It’s perfectly normal to be nervous about a college exam– especially when it comes to finals. If you’re a new undergraduate student (or even a seasoned upperclassman) looking for some quick tips on prepping for those end-of-semester tests, below are just a few pointers to make your finals experience a successful one.

Eat a good breakfast.

“Good” can mean lots of things, but in this case, making sure you’re energized and satisfied is the goal. Opt for higher-protein choices, like oats, eggs, or peanut butter, as well as healthy carbs such as those found in whole grains. These foods will not only help you feel your sharpest but keep you satiated until lunch so you can stay laser-focused. In fact, do what you can to make sure you have a “good” morning overall– wake up early and start the day slowly so that you don’t have to be anxious about being punctual on top of acing that test.

Avoid cramming.

Of course, this is easier said than done, but there are a few strategies you can use to prevent a cram session from sneaking up on you. Set reminders on your phone in the days leading up to your exam to study, especially reminders at the same time(s) each day so that you’re able to develop a routine. Though it’s true that “we’ve all been there”, the fact is that sleep is critical for performing well on exams, and caffeine can only go so far.

Look into your school’s accessibility options.

Many universities offer accommodations through programs such as disability services. If you struggle with focusing on tests due to ADHD or other obstacles, applying for accommodations can provide relief from the noise, overstimulation, stressful time constraints, and other factors. These accommodations often include services like designated testing centers and extended time to complete exams.

Meet with peers to collaborate on studying.

Surrounding yourself with like-minded and supportive individuals can help increase productivity. That’s not all, though: meeting up with a group of fellow students in any particular class provides the opportunity to share different ideas and strategies, as well as compare notes and other materials.

Do more than just read your notes.

Sure, reading over your notes throughout the semester will help you jog your memory. It’s not, however, the best way to reinforce information. Taking a more proactive approach to reviewing notes will help ideas stick; if you usually type your notes on your computer during class, try going back later and creating more streamlined notes on paper, or challenging yourself to create thoughtful summarizations of the content. There are lots of ways you can create your own study guide; for instance, you can try going through your old notes or textbooks (that you own!) and highlighting important words and phrases. You can also try creating a comprehensive list of keywords and phrases, complete with definitions, or making flashcards either physically or virtually.

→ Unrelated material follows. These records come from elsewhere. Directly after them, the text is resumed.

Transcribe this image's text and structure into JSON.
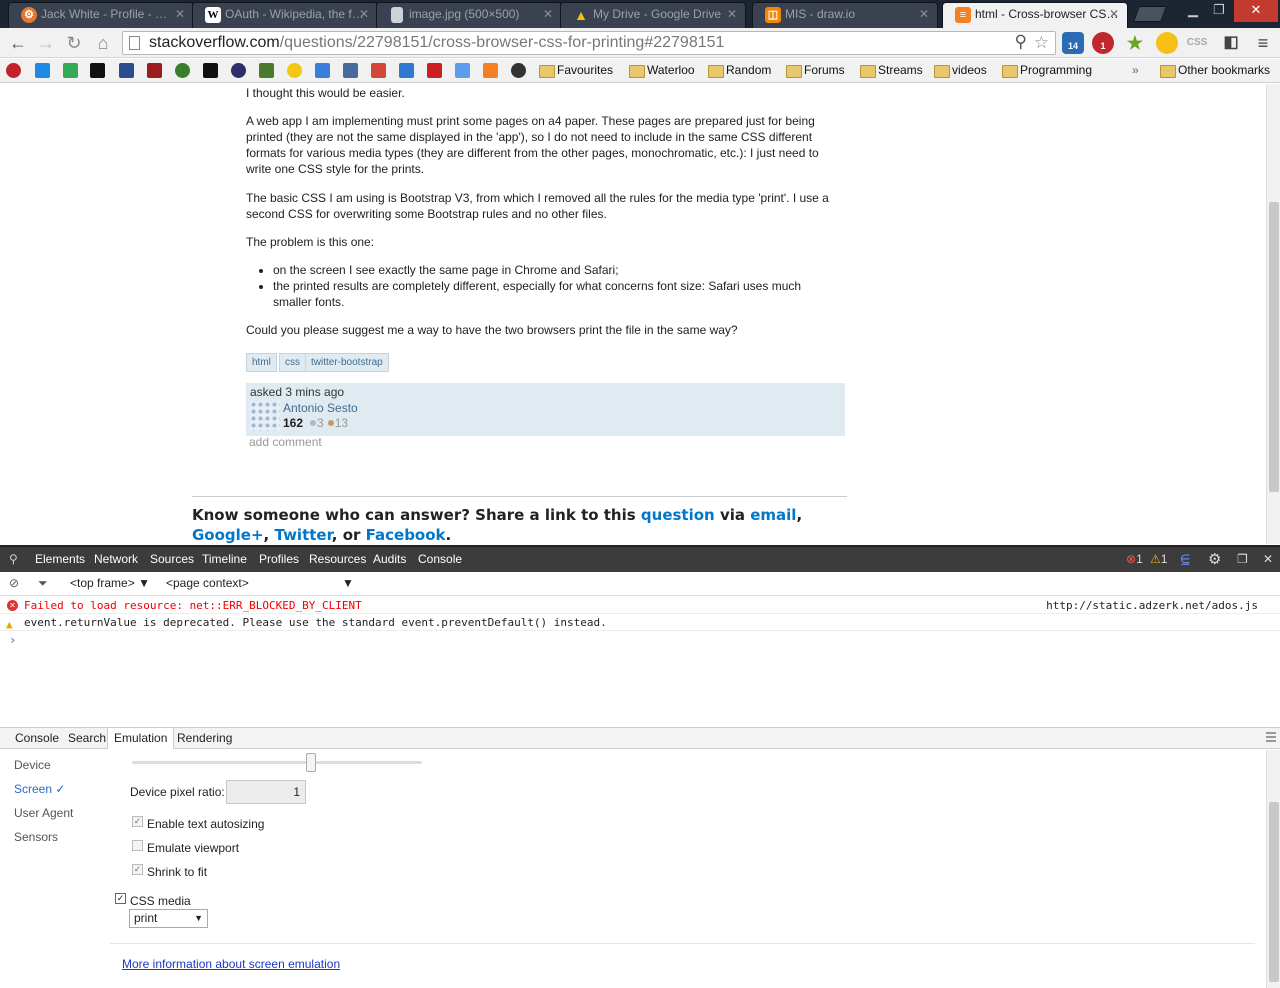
{
  "tabs": [
    {
      "title": "Jack White - Profile - …",
      "favicon_color": "#e8772e",
      "favicon_glyph": "⚙"
    },
    {
      "title": "OAuth - Wikipedia, the f…",
      "favicon_color": "#ffffff",
      "favicon_glyph": "W"
    },
    {
      "title": "image.jpg (500×500)",
      "favicon_color": "#cfd3d8",
      "favicon_glyph": ""
    },
    {
      "title": "My Drive - Google Drive",
      "favicon_color": "#2e9e4c",
      "favicon_glyph": "▲"
    },
    {
      "title": "MIS - draw.io",
      "favicon_color": "#f08705",
      "favicon_glyph": "◫"
    },
    {
      "title": "html - Cross-browser CS…",
      "favicon_color": "#f48024",
      "favicon_glyph": "≡"
    }
  ],
  "window_controls": {
    "minimize": "▁",
    "restore": "❐",
    "close": "✕"
  },
  "toolbar": {
    "back": "←",
    "forward": "→",
    "reload": "↻",
    "home": "⌂",
    "url_host": "stackoverflow.com",
    "url_path": "/questions/22798151/cross-browser-css-for-printing#22798151",
    "zoom_icon": "⚲",
    "star_icon": "☆",
    "ext_badge_1": "14",
    "ext_badge_2": "1",
    "ext_css": "CSS",
    "menu_icon": "≡"
  },
  "bookmarks": {
    "folders": [
      "Favourites",
      "Waterloo",
      "Random",
      "Forums",
      "Streams",
      "videos",
      "Programming"
    ],
    "more": "»",
    "other": "Other bookmarks"
  },
  "question": {
    "intro": "I thought this would be easier.",
    "para1": "A web app I am implementing must print some pages on a4 paper. These pages are prepared just for being printed (they are not the same displayed in the 'app'), so I do not need to include in the same CSS different formats for various media types (they are different from the other pages, monochromatic, etc.): I just need to write one CSS style for the prints.",
    "para2": "The basic CSS I am using is Bootstrap V3, from which I removed all the rules for the media type 'print'. I use a second CSS for overwriting some Bootstrap rules and no other files.",
    "para3": "The problem is this one:",
    "bullets": [
      "on the screen I see exactly the same page in Chrome and Safari;",
      "the printed results are completely different, especially for what concerns font size: Safari uses much smaller fonts."
    ],
    "para4": "Could you please suggest me a way to have the two browsers print the file in the same way?",
    "tags": [
      "html",
      "css",
      "twitter-bootstrap"
    ],
    "asked": "asked 3 mins ago",
    "user": "Antonio Sesto",
    "reputation": "162",
    "silver": "3",
    "bronze": "13",
    "add_comment": "add comment"
  },
  "share": {
    "prefix": "Know someone who can answer? Share a link to this ",
    "question_link": "question",
    "via": " via ",
    "email": "email",
    "comma1": ", ",
    "gplus": "Google+",
    "comma2": ",",
    "twitter": "Twitter",
    "or": ", or ",
    "facebook": "Facebook",
    "end": "."
  },
  "devtools": {
    "tabs": [
      "Elements",
      "Network",
      "Sources",
      "Timeline",
      "Profiles",
      "Resources",
      "Audits",
      "Console"
    ],
    "error_count": "1",
    "warning_count": "1",
    "frame": "<top frame>",
    "context": "<page context>",
    "messages": [
      {
        "level": "error",
        "text": "Failed to load resource: net::ERR_BLOCKED_BY_CLIENT",
        "source": "http://static.adzerk.net/ados.js"
      },
      {
        "level": "warning",
        "text": "event.returnValue is deprecated. Please use the standard event.preventDefault() instead.",
        "source": ""
      }
    ],
    "prompt": "›",
    "drawer_tabs": [
      "Console",
      "Search",
      "Emulation",
      "Rendering"
    ],
    "emulation": {
      "side": [
        "Device",
        "Screen",
        "User Agent",
        "Sensors"
      ],
      "screen_check": "✓",
      "dpr_label": "Device pixel ratio:",
      "dpr_value": "1",
      "text_autosizing": "Enable text autosizing",
      "emulate_viewport": "Emulate viewport",
      "shrink_to_fit": "Shrink to fit",
      "css_media": "CSS media",
      "css_media_value": "print",
      "more_info": "More information about screen emulation"
    }
  },
  "colors": {
    "link": "#0077cc",
    "tag_bg": "#e0eaf1",
    "error": "#d33333",
    "devtools_bar": "#3c3c3c"
  }
}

Attend your professors’ office hours.

Many professors hold open office hours or office hours by appointment. Information on when and where to find them is often included in class syllabi (another reason to hold onto that early-semester printout or bookmark that PDF!) Even if you feel confident about where you’re at with the class content, it’s never a bad idea to speak with your professors and ask any questions you may have. If you find that you’re struggling in a class, that’s all the more reason to attend office hours; your professors can help you understand concepts with new perspectives and one-on-one guidance.